Glomerular disease tied to increased CVD risk
Adults with glomerular disease have a more than twofold risk of cardiovascular (CV) events compared with the general population, with the risk varying by type of glomerular disease, according to a retrospective study presented at ASN Kidney Week 2020.
The researchers identified 1,912 adults (median age 50.6 years, 59.5 percent male) with glomerular disease from a centralized kidney pathology registry between 2000 and 2012 in British Columbia, Canada.

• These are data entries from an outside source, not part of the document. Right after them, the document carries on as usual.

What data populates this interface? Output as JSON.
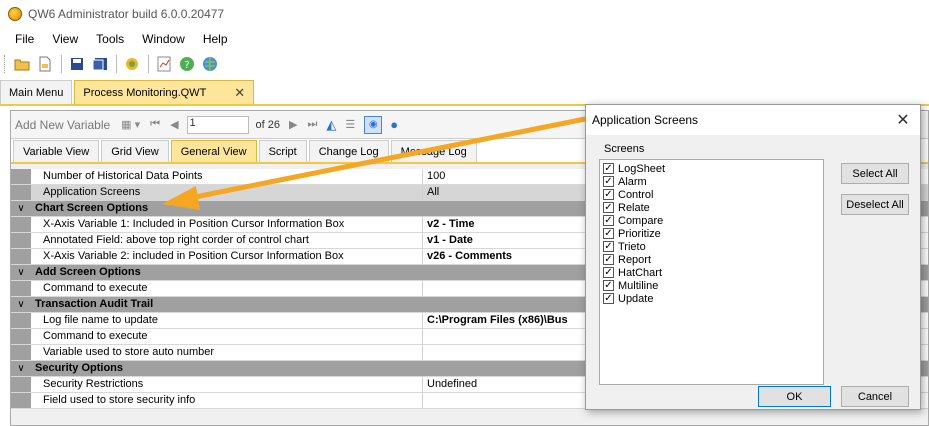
{
  "window": {
    "title": "QW6 Administrator build 6.0.0.20477"
  },
  "menu": [
    "File",
    "View",
    "Tools",
    "Window",
    "Help"
  ],
  "doc_tabs": [
    {
      "label": "Main Menu",
      "active": false
    },
    {
      "label": "Process Monitoring.QWT",
      "active": true,
      "close": "✕"
    }
  ],
  "navbar": {
    "add_label": "Add New Variable",
    "first": "⏮",
    "prev": "◀",
    "current": "1",
    "of": "of 26",
    "next": "▶",
    "last": "⏭"
  },
  "view_tabs": [
    "Variable View",
    "Grid View",
    "General View",
    "Script",
    "Change Log",
    "Message Log"
  ],
  "grid": {
    "r0": {
      "name": "Number of Historical Data Points",
      "value": "100"
    },
    "r1": {
      "name": "Application Screens",
      "value": "All"
    },
    "c1": "Chart Screen Options",
    "r2": {
      "name": "X-Axis Variable 1: Included in Position Cursor Information Box",
      "value": "v2 - Time"
    },
    "r3": {
      "name": "Annotated Field: above top right corder of control chart",
      "value": "v1 - Date"
    },
    "r4": {
      "name": "X-Axis Variable 2: included in Position Cursor Information Box",
      "value": "v26 - Comments"
    },
    "c2": "Add Screen Options",
    "r5": {
      "name": "Command to execute",
      "value": ""
    },
    "c3": "Transaction Audit Trail",
    "r6": {
      "name": "Log file name to update",
      "value": "C:\\Program Files (x86)\\Bus"
    },
    "r7": {
      "name": "Command to execute",
      "value": ""
    },
    "r8": {
      "name": "Variable used to store auto number",
      "value": ""
    },
    "c4": "Security Options",
    "r9": {
      "name": "Security Restrictions",
      "value": "Undefined"
    },
    "r10": {
      "name": "Field used to store security info",
      "value": ""
    }
  },
  "dialog": {
    "title": "Application Screens",
    "close": "✕",
    "list_label": "Screens",
    "screens": [
      "LogSheet",
      "Alarm",
      "Control",
      "Relate",
      "Compare",
      "Prioritize",
      "Trieto",
      "Report",
      "HatChart",
      "Multiline",
      "Update"
    ],
    "select_all": "Select All",
    "deselect_all": "Deselect All",
    "ok": "OK",
    "cancel": "Cancel"
  },
  "colors": {
    "accent_tab": "#fde69a",
    "tab_border": "#f2c842",
    "arrow": "#f5a623"
  }
}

These included incidents of focal segmental glomerulosclerosis (FSGS; n=540), IgA nephropathy (n=759), membranous nephropathy (n=387), and minimal change disease (n=226). Patients with end-stage kidney disease (ESKD) at biopsy were excluded.
A hospital discharge registry was used to assess the primary outcome which was a composite of major adverse CV events or revascularization procedure, including coronary artery, cerebrovascular, and peripheral vascular disease. Patients were followed up for a median 6.8 years during which time 338 CV events occurred.
The overall risk of CV events at 10 years was 16 percent, with an event rate of 24.7 per 1,000 person-years. This risk varied by glomerular disease type with the highest risk noted with FSGS (27.0 percent), followed by membranous nephropathy (19.4 percent), minimal change disease (13.2 percent), and IgA nephropathy (7.7 percent), with event rates of 46.1, 26.4, 16.4, and 12.2 per 1,000 person-years, respectively. [ASN Kidney Week 2020, abstract SA-OR36]
Univariate analysis showed that compared with IgA nephropathy, membranous nephropathy (hazard ratio [HR], 2.6, 95 percent confidence interval [CI], 1.7–3.9) and FSGS (HR, 3.7, 95 percent CI, 2.6–5.3; p<0.01 for both), but not minimal change disease (HR, 1.3, 95 percent CI, 0.8–2.4; p=0.29), were associated with a higher risk of CV events.
Traditional CV risk factors were also significantly associated with an increased CV risk, as were proteinuria and estimated glomerular filtration rate (eGFR). However, in the multivariable analysis, the significance was lost for multiple factors, including glomerular disease type, though proteinuria (HR, 1.3 per doubling of g/d) and eGFR (HR, 0.8 per 15 mL/min/1.73 m2) remained significant (p<0.01 for both).
This suggests that the increased CV risk among these patients cannot be fully explained by traditional CV risk factors, where some of the risk is accounted for by proteinuria and eGFR, said lead author Heather Gunning from the University of British Columbia in Vancouver, Canada.
Patients with glomerular disease also had a higher risk of CV events compared with the general population (standardized incidence ratio [SIR], 2.46, 95 percent CI, 2.12–2.82). This risk was highest among patients with FSGS (SIR, 3.98, 95 percent CI, 3.19–4.91), followed by membranous nephropathy (SIR, 3.03, 95 percent CI, 2.23–4.03), minimal change disease (SIR, 1.76, 95 percent CI, 1.03–2.82), and IgA nephropathy (SIR, 1.38, 95 percent CI, 1.01–1.85).
“Chronic kidney disease (CKD) is associated with increased CV risk,” said Gunning. While proteinuria and reduced eGFR are strong, independent CV risk factors, patients with glomerular disease may have an additional risk due to nephrotic syndrome, systemic inflammation, endothelial dysfunction, and immunosuppressive therapies, she said. However, there is little data on CV risk in the different types of glomerular disease.
“These results demonstrate that … patients with glomerular disease are at high risk of cardiovascular disease (CVD), both before and after ESKD onset … with 10-year risk exceeding 10 percent,” said Gunning.
The CV risk for all glomerular disease subtypes was higher than the general population,” said Gunning and co-authors. This highlights the need for CVD prevention strategies in patients with glomerular disease.
“Consideration of glomerular disease-specific factors can help improve CV risk prediction. Failure to take these novel factors into account will lead to underestimation of CV risk and underutilization of CV primary prevention strategies,” Gunning noted.
Research is ongoing to examine the effect of long-term glomerular disease activity and immunosuppressive treatment on CV risk. “This will allow better understanding of the impact of glomerular disease on CV risk and whether treatment may modify this,” she added.